Charles R. Knight, history’s second-most influential paleo-artist, rose from his grave in Manhattan today and shambled toward Maryland to pay respect to Gregory S. Paul, recently named the Greatest Paleo-Artist of All Time by an intergalactic committee. Though undead, Knight seemed in good spirits as he dragged his rotting carcass south along the east coast. “I had always thought that I influenced him,” said Knight of Paul, “but it turns out this whole time he was influencing me through some kind of chronological wormhole thought interface that I don’t understand completely.”
Greg Paul recently attacked every working and amateur paleoartist in the world on the Dinosaur Mailing List, essentially calling them parasites who should bow down to him and rely only on his measured, hand-drawn skeletons as reference material while not being careful not to be influenced or inspired by his art. “When I look back at some of my dinosaur restorations, especially things like Leaping Laelaps, it’s hard not to see the GSP influence,” mused Knight while chewing thoughtfully on some poor guy’s brain. “Is this guy a creationist? His frontal lobe is all squishy.” Paul could not be reached for comment, but Metatron did give a press release regarding the event. “It’s about goddamn time,” he said, his angelic voice booming triumphantly.
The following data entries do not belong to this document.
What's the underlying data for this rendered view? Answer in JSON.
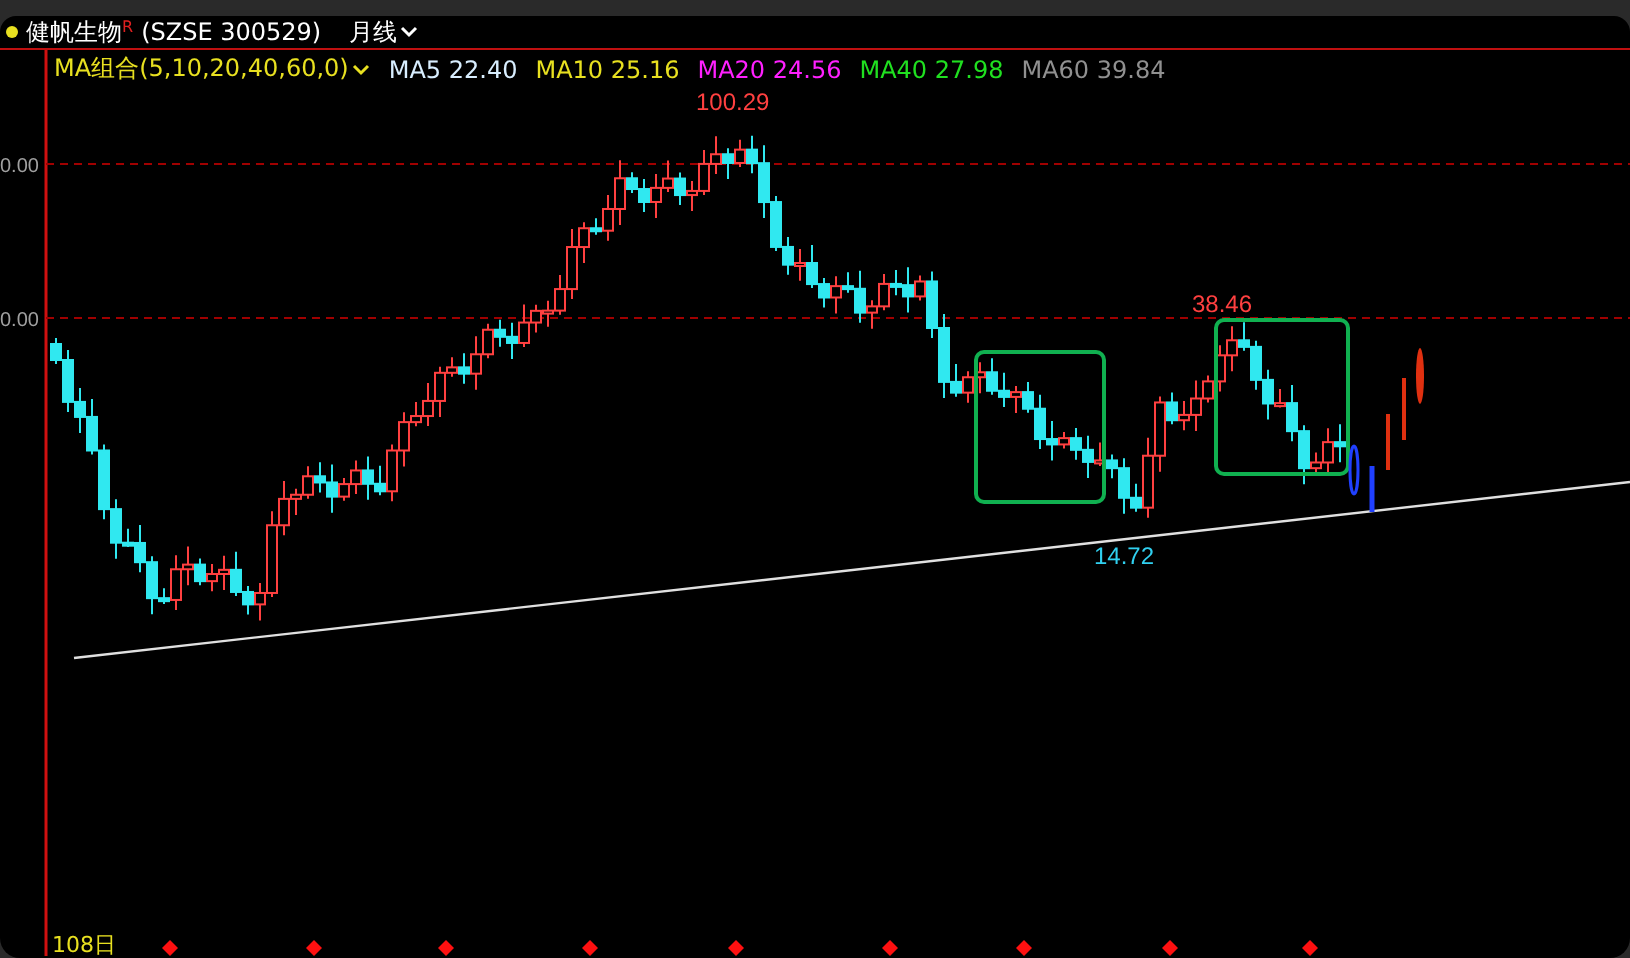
{
  "header": {
    "title": "健帆生物",
    "trademark": "R",
    "code": "(SZSE 300529)",
    "period": "月线"
  },
  "indicator": {
    "label": "MA组合(5,10,20,40,60,0)"
  },
  "ma_lines": [
    {
      "label": "MA5 22.40",
      "color": "#d8eeff"
    },
    {
      "label": "MA10 25.16",
      "color": "#e8e020"
    },
    {
      "label": "MA20 24.56",
      "color": "#ff20ff"
    },
    {
      "label": "MA40 27.98",
      "color": "#20e020"
    },
    {
      "label": "MA60 39.84",
      "color": "#909090"
    }
  ],
  "y_axis_labels": [
    "0.00",
    "0.00"
  ],
  "price_labels": [
    {
      "text": "100.29",
      "color": "#ff4040"
    },
    {
      "text": "38.46",
      "color": "#ff4040"
    },
    {
      "text": "14.72",
      "color": "#30d0f0"
    }
  ],
  "x_axis_label": "108日"
}
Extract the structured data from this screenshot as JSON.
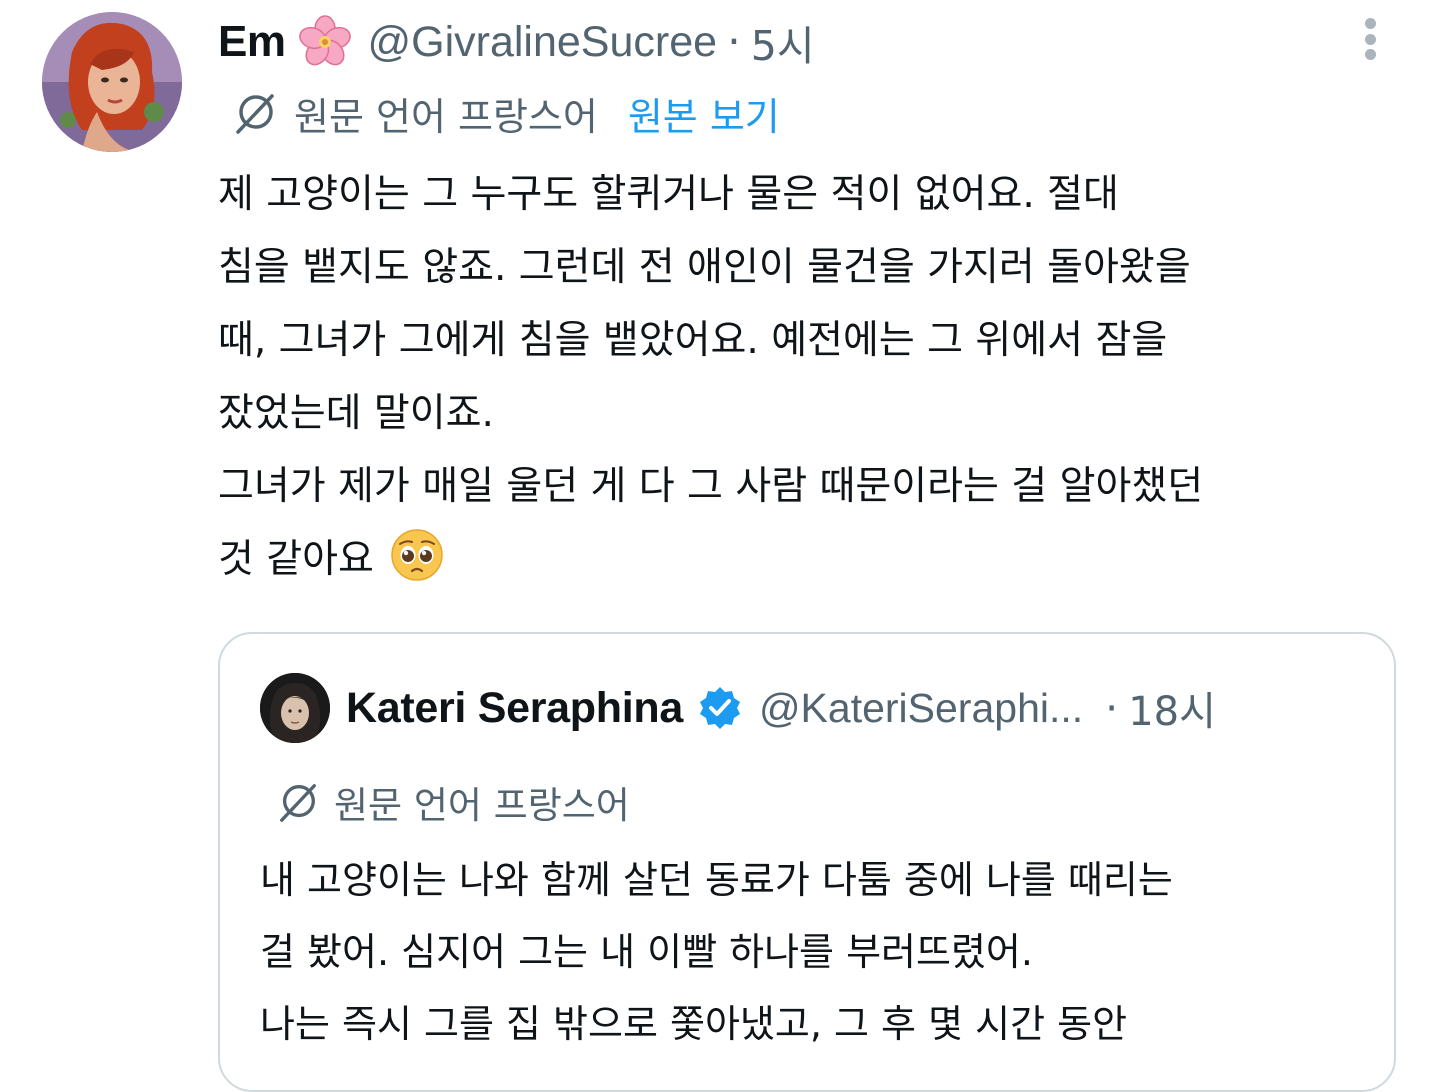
{
  "tweet": {
    "author": {
      "name": "Em",
      "name_emoji_icon": "cherry-blossom-icon",
      "handle": "@GivralineSucree",
      "separator": "·",
      "time": "5시"
    },
    "translation": {
      "icon": "globe-translate-icon",
      "label": "원문 언어 프랑스어",
      "show_original": "원본 보기"
    },
    "text_lines": [
      "제 고양이는 그 누구도 할퀴거나 물은 적이 없어요. 절대",
      "침을 뱉지도 않죠. 그런데 전 애인이 물건을 가지러 돌아왔을",
      "때, 그녀가 그에게 침을 뱉았어요. 예전에는 그 위에서 잠을",
      "잤었는데 말이죠.",
      "그녀가 제가 매일 울던 게 다 그 사람 때문이라는 걸 알아챘던",
      "것 같아요"
    ],
    "text_emoji_icon": "pleading-face-icon",
    "more_icon": "more-vertical-icon"
  },
  "quoted_tweet": {
    "author": {
      "name": "Kateri Seraphina",
      "verified_icon": "verified-badge-icon",
      "handle": "@KateriSeraphi...",
      "separator": "·",
      "time": "18시"
    },
    "translation": {
      "icon": "globe-translate-icon",
      "label": "원문 언어 프랑스어"
    },
    "text_lines": [
      "내 고양이는 나와 함께 살던 동료가 다툼 중에 나를 때리는",
      "걸 봤어. 심지어 그는 내 이빨 하나를 부러뜨렸어.",
      "나는 즉시 그를 집 밖으로 쫓아냈고, 그 후 몇 시간 동안"
    ]
  },
  "colors": {
    "text_primary": "#0f1419",
    "text_secondary": "#536471",
    "link_blue": "#1d9bf0",
    "border": "#cfd9de",
    "verified_blue": "#1d9bf0"
  }
}
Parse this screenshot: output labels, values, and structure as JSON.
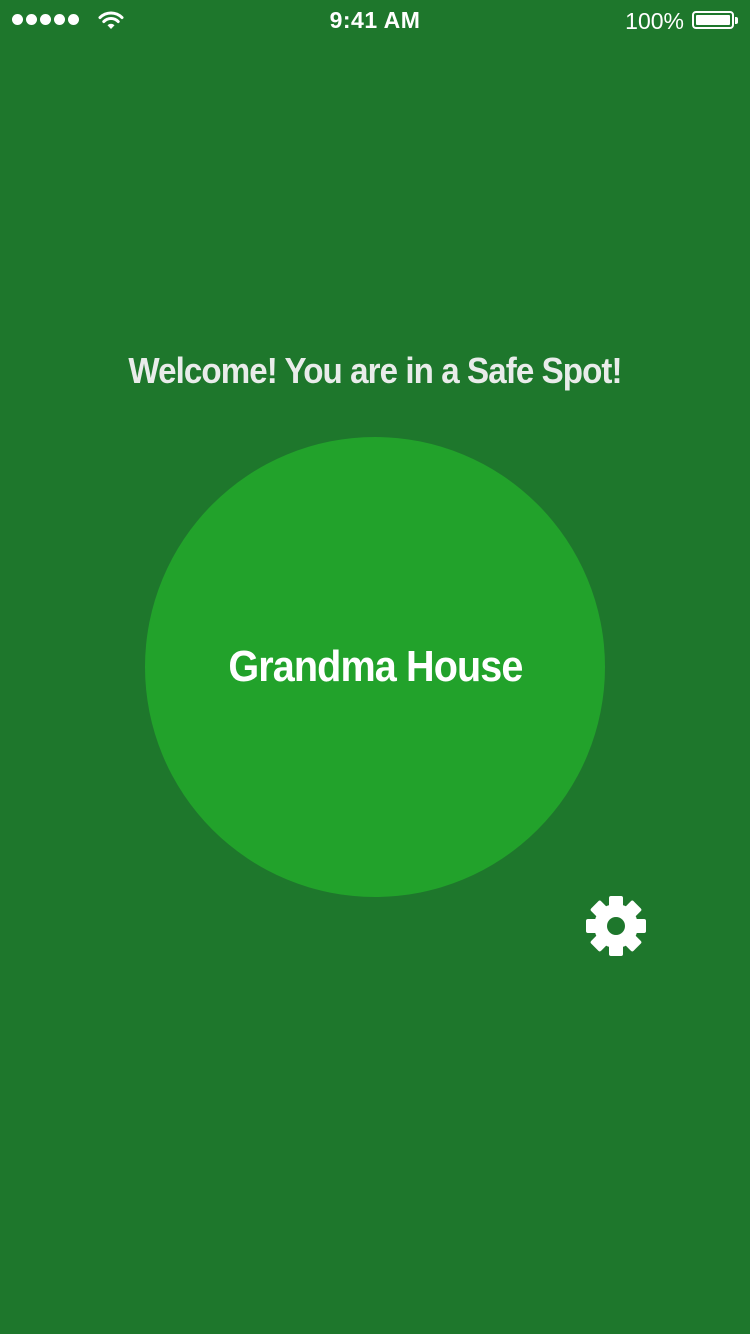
{
  "status_bar": {
    "time": "9:41 AM",
    "battery_percent": "100%",
    "signal_icon": "signal-dots-icon",
    "wifi_icon": "wifi-icon",
    "battery_icon": "battery-icon"
  },
  "main": {
    "welcome_text": "Welcome! You are in a Safe Spot!",
    "place_name": "Grandma House",
    "settings_icon": "gear-icon"
  },
  "colors": {
    "background": "#1e772c",
    "circle": "#22a22b",
    "text": "#ffffff"
  }
}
Metatron shook hands with Knight’s fetid corpse, which instantly turned to ash, vaporized by the awesome holy light emanating from the Voice of Paul. Knight’s ashes swirling helplessly away from the podium, Metatron continued. “Mr. Paul wishes to thank Mr. Knight for making the trip to Maryland and we wish him all the best. We intend to have Mr. Knight’s Allosaurus Feeding on Diplodocus removed from the American Museum of Natural History and replaced by Mr. Paul’s classic and far more accurate Allosaurus fragilis Skeleton in Mid-Stride in Lateral View.”
After the press conference, Metatron ascended back to Heaven and many thought they could see a crazed, paranoid old man peeking out from the closed drapes on the second floor of Mr. Paul’s house. Witnesses also claimed to see a great many cats living in or about the premises. Scott Elyard, a noted Alaskan paleo-artist, added some scope to Mr. Paul’s attacks. “He seems to be irritated that people are using his skeletal drawings as reference material, but then goes out of his way to say that nobody should bother doing their own photographs or measurements because they won’t be nearly as good as his. He’s right, of course.” Where this leads him in his own art, Elyard merely stated, “I’ve given up dinosaurs. Nobody’s as good as His Pauliness, so I’m going into plants instead.”
In addition to his illustrations, Greg Paul is also known for his unique views on dinosaur taxonomy. His recent tome, The Princeton Field Guide to Dinosaurs, completely revised the taxonomy of the ceratopsids, or horned dinosaurs. Where once paleontologists recognized more than half-a-dozen centrosaurine genera, Paul whittled that number down to just one: Centrosaurus. “Well, of course it makes perfect sense,” said Dr. Darren Tanke of the Royal Tyrell Museum of Natural History. “The differences between, say, Styracosaurus and Pachyrhinosaurus are so minor that the average non-specialist would think they were the same animal at first glance.” Asked to elucidate this point, Dr. Tanke continued: “Styracosaurus has a large horn on its nose, but Pachyrhinosaurus doesn’t. Styracosaurus has six elongate spikes on its frill, and Pachyrhinosaurus doesn’t—it only has two short spikes. One species of Pachyrhinosaurus has a sort of unicorn horn in the center of its frill, but Styracosaurus doesn’t. Additionally, Pachyrhinosaurus is almost twice as large as Styracosaurus. So it’s easy to see how the two could be mistaken for one another.”
Greg Paul lives in the Republic of Paulonia in Maryland.